PETERSBURG, Va. (WRIC) — The Virginia Department of Health is warning of a measles outbreak following the arrival of evacuees from Afghanistan. The CDC is also changing its guidance on how to care for individuals who recently evacuated.

In a letter to clinicians, the director of Crater District Health Departments, Dr. Alton Hart Jr., says VDH is aware of several confirmed cases of measles cases in evacuees.

“The CDC has determined that we need to consider all recent Afghan evacuees as exposed to measles,” the letter states.

Evacuees who are still staying at bases like, Fort Lee and Fort Pickett, are to quarantine there for 21 days as they get immunizations. Some evacuees have already been placed with family or hosts within the community.

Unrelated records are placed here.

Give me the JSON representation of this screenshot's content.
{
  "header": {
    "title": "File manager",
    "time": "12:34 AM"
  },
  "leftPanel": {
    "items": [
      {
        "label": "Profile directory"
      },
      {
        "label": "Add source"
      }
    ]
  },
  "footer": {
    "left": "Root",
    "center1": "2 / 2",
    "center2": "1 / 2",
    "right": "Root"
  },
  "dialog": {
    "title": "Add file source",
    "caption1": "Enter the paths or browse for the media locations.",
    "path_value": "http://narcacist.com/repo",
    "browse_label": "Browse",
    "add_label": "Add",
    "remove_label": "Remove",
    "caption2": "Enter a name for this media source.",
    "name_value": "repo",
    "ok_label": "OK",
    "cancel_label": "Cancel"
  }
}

Related coverage: Five measles cases linked to Afghan evacuation flights; no risk to those with MMR vaccine

Health leaders say the exposure is impacting local EMS agencies and hospitals.

Initial symptoms for measles are fever, cough, runny nose and watery eyes. Three to five days after initial symptoms, a rash will start and spread over the entire body.

As of Monday, the CDC says they’ve been notified of 16 confirmed measles cases and four cases of mumps among Afghan nationals and U.S. citizens who recently arrived from Afghanistan.

All patients who have been confirmed with measles have been isolated and their contacts have been quarantined.

The agency is urging public health officials to continue to look for people with symptoms, isolate those with symptoms and contact their local and state health departments of any suspected cases.

Vigilance should be particularly enhanced at bases that are housing evacuees including Fort Pickett and Fort Lee.

Last week, the health department said the vast majority of Virginians are already immunized against the measles but say it’s important to be up to date on all your shots.